My version is not a strict formal proof, but rather an intuition behind the idea. I hope it helps to get the point without having to dive into a lot of formal steps and theorems.

There are actually two major symmetries in this construct that make the whole thing possible.

The first is the reflection symmetry of the circle *p* relative to the *AB* line. It guarantees that the two arcs, *DB* and *BE*, are equal, which in turn implies that *DE* arc is twice as long as *DB* arc.

Now pretend this construct in motion. When we move point *B* along the circle *p*, keeping all given constraints, the *DE* segment rotates relative to the *AD* line twice as fast as *DB* does and, consequently, $\angle ADE$ changes twice as fast as $\angle ADB$.
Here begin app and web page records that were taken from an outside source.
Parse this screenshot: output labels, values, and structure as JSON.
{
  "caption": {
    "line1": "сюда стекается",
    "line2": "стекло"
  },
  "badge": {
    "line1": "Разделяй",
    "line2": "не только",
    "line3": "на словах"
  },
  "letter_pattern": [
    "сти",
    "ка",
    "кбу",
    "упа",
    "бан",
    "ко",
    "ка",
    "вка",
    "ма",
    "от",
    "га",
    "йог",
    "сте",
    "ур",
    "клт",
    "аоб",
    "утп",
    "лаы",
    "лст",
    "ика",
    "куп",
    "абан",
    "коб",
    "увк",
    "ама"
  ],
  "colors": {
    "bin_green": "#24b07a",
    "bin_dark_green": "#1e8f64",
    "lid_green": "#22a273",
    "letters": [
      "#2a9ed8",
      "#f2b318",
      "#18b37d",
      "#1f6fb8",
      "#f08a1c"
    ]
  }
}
Here we have to note the second major symmetry -- the symmetry of the circles *q* and *s* relative to the *DB* line. This symmetry implies that $\angle EDB = \angle GDB$.

Continuing to look at this in motion, we notice that when we move *B*, say, towards *D*, the *DE* segment 'chases' the *DB* line with twice its speed. At the same time, the *DG* segment symmetrically 'meets' the *DB* line with the same speed as *DE*, but in the **opposite** direction. This neatly guides us to the notion that the *DG* segment stays fixed, or, in other words, $\angle ADG = const$.

Now all we're left to do is to find the actual value of $\angle ADG$. We can continue to look at the motion described above, pretending that *B* approaches *D*. We see that all the lines *DE*, *DB*, and *DG* approach each other and become one line as *B* becomes *D*. And this line is clearly tangent to the circle *p*. But *DG* was not even moving relative to *AD*, so it should have been the same tangent line from the very beginning.

Hope that helps.